Let's bring Marketplace's Stephen Beard, who joins us from Amman, Jordan. Good morning, Stephen.
STEPHEN BEARD: Hello Jeremy.
HOBSON: So how has the government in Bahrain preparing for this day of protests?
BEARD: It's been trying to buy off the protesters. The king has decreed that every household in the country's going to get a lump sum of $3000. He's no doubt, hoping that this will blunt the protests and keep the monarchy secure and insure that he doesn't go the way of Mubarak and the Tunisian president.
HOBSON: Do you think that's going to work?
BEARD: Well one political analyst I've been talking to says not. Muhammad Al Masri of the University of Jordan says this protest in Bahrain is more political than economic. The protesters belong to a different Islamic sect from the ruling elite. They complain they've been discriminated against, excluded from high office and from the top jobs. Al Masri says they want more democracy.
MUHAMMAD AL MASRI: They are not looking for more cash in their pockets. They want to be partners in the decision making process.
What happens in Bahrain today Jeremy is going to be very interesting because to a greater or lesser extent, regimes throughout the Arab world are trying the same tactic -- trying to blunt the protest with cash.

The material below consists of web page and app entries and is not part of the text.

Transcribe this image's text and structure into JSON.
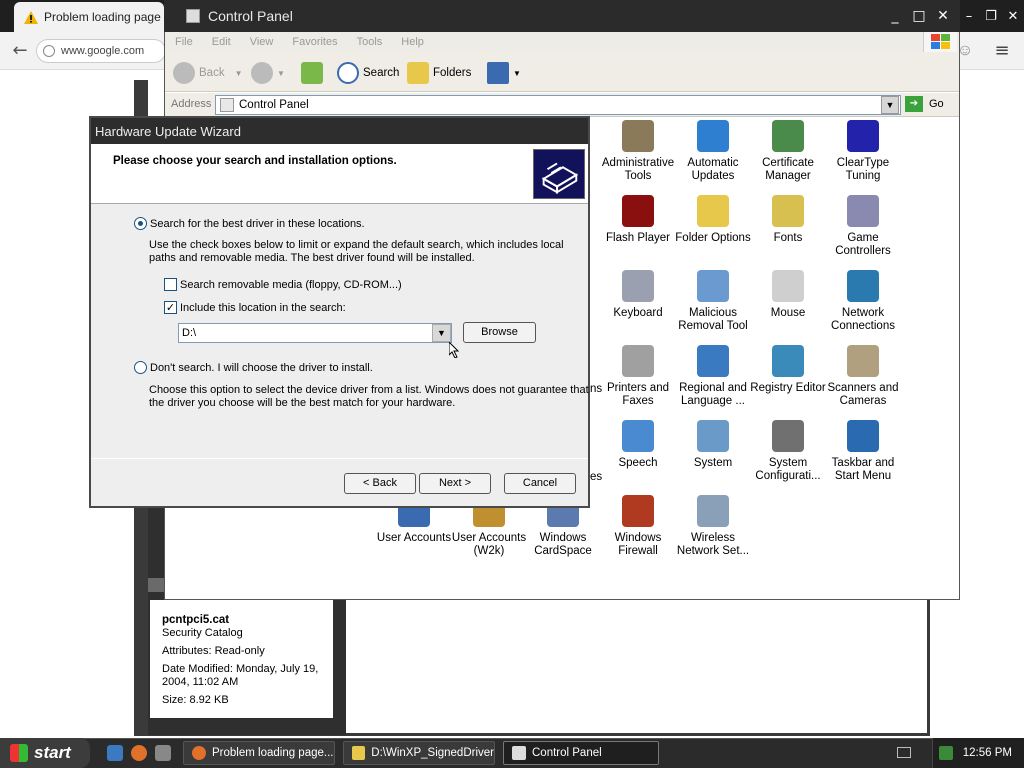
{
  "browser": {
    "tab_title": "Problem loading page",
    "url": "www.google.com",
    "window_controls": [
      "–",
      "❐",
      "✕"
    ]
  },
  "control_panel": {
    "title": "Control Panel",
    "window_controls": [
      "_",
      "□",
      "✕"
    ],
    "menu": [
      "File",
      "Edit",
      "View",
      "Favorites",
      "Tools",
      "Help"
    ],
    "toolbar": {
      "back": "Back",
      "search": "Search",
      "folders": "Folders"
    },
    "address_label": "Address",
    "address_value": "Control Panel",
    "go_label": "Go",
    "icons": [
      {
        "label": "Administrative Tools",
        "icon": "admin-tools-icon",
        "color": "#8a7a5a"
      },
      {
        "label": "Automatic Updates",
        "icon": "windows-update-icon",
        "color": "#2f7fd0"
      },
      {
        "label": "Certificate Manager",
        "icon": "certificate-icon",
        "color": "#4a8a4a"
      },
      {
        "label": "ClearType Tuning",
        "icon": "cleartype-icon",
        "color": "#2222aa"
      },
      {
        "label": "Flash Player",
        "icon": "flash-icon",
        "color": "#8a1010"
      },
      {
        "label": "Folder Options",
        "icon": "folder-options-icon",
        "color": "#e8c84a"
      },
      {
        "label": "Fonts",
        "icon": "fonts-folder-icon",
        "color": "#d8c050"
      },
      {
        "label": "Game Controllers",
        "icon": "gamepad-icon",
        "color": "#8a8ab0"
      },
      {
        "label": "Keyboard",
        "icon": "keyboard-icon",
        "color": "#9aa0b0"
      },
      {
        "label": "Malicious Removal Tool",
        "icon": "removal-tool-icon",
        "color": "#6a9ad0"
      },
      {
        "label": "Mouse",
        "icon": "mouse-icon",
        "color": "#cfcfcf"
      },
      {
        "label": "Network Connections",
        "icon": "network-globe-icon",
        "color": "#2a7ab0"
      },
      {
        "label": "Printers and Faxes",
        "icon": "printer-icon",
        "color": "#a0a0a0"
      },
      {
        "label": "Regional and Language ...",
        "icon": "globe-icon",
        "color": "#3a7ac0"
      },
      {
        "label": "Registry Editor",
        "icon": "registry-icon",
        "color": "#3a8aba"
      },
      {
        "label": "Scanners and Cameras",
        "icon": "scanner-icon",
        "color": "#b0a080"
      },
      {
        "label": "Speech",
        "icon": "speech-icon",
        "color": "#4a8ad0"
      },
      {
        "label": "System",
        "icon": "system-icon",
        "color": "#6a9ac8"
      },
      {
        "label": "System Configurati...",
        "icon": "system-config-icon",
        "color": "#707070"
      },
      {
        "label": "Taskbar and Start Menu",
        "icon": "taskbar-icon",
        "color": "#2a6ab0"
      },
      {
        "label": "User Accounts",
        "icon": "user-accounts-icon",
        "color": "#3a6ab0"
      },
      {
        "label": "User Accounts (W2k)",
        "icon": "user-accounts-keys-icon",
        "color": "#c09030"
      },
      {
        "label": "Windows CardSpace",
        "icon": "cardspace-icon",
        "color": "#5a7ab0"
      },
      {
        "label": "Windows Firewall",
        "icon": "firewall-icon",
        "color": "#b03a20"
      },
      {
        "label": "Wireless Network Set...",
        "icon": "wireless-icon",
        "color": "#8aa0b8"
      }
    ],
    "partial_labels": [
      "ns",
      "es"
    ]
  },
  "file_info": {
    "name": "pcntpci5.cat",
    "type": "Security Catalog",
    "attributes": "Attributes: Read-only",
    "modified_1": "Date Modified: Monday, July 19,",
    "modified_2": "2004, 11:02 AM",
    "size": "Size: 8.92 KB"
  },
  "wizard": {
    "title": "Hardware Update Wizard",
    "heading": "Please choose your search and installation options.",
    "option_search": "Search for the best driver in these locations.",
    "search_desc_1": "Use the check boxes below to limit or expand the default search, which includes local",
    "search_desc_2": "paths and removable media. The best driver found will be installed.",
    "chk_removable": "Search removable media (floppy, CD-ROM...)",
    "chk_location": "Include this location in the search:",
    "location_value": "D:\\",
    "browse": "Browse",
    "option_dont": "Don't search. I will choose the driver to install.",
    "dont_desc_1": "Choose this option to select the device driver from a list.  Windows does not guarantee that",
    "dont_desc_2": "the driver you choose will be the best match for your hardware.",
    "back": "< Back",
    "next": "Next >",
    "cancel": "Cancel",
    "search_selected": true,
    "removable_checked": false,
    "location_checked": true
  },
  "taskbar": {
    "start": "start",
    "tasks": [
      {
        "label": "Problem loading page...",
        "icon": "firefox-icon"
      },
      {
        "label": "D:\\WinXP_SignedDriver",
        "icon": "folder-icon"
      },
      {
        "label": "Control Panel",
        "icon": "control-panel-icon"
      }
    ],
    "clock": "12:56 PM"
  }
}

We'll get a pretty good indication today whether or not it's going to work.
HOBSON: Marketplace's Stephen Beard in Amman, Jordan. Thanks Stephen.
BEARD: Thanks Jeremy.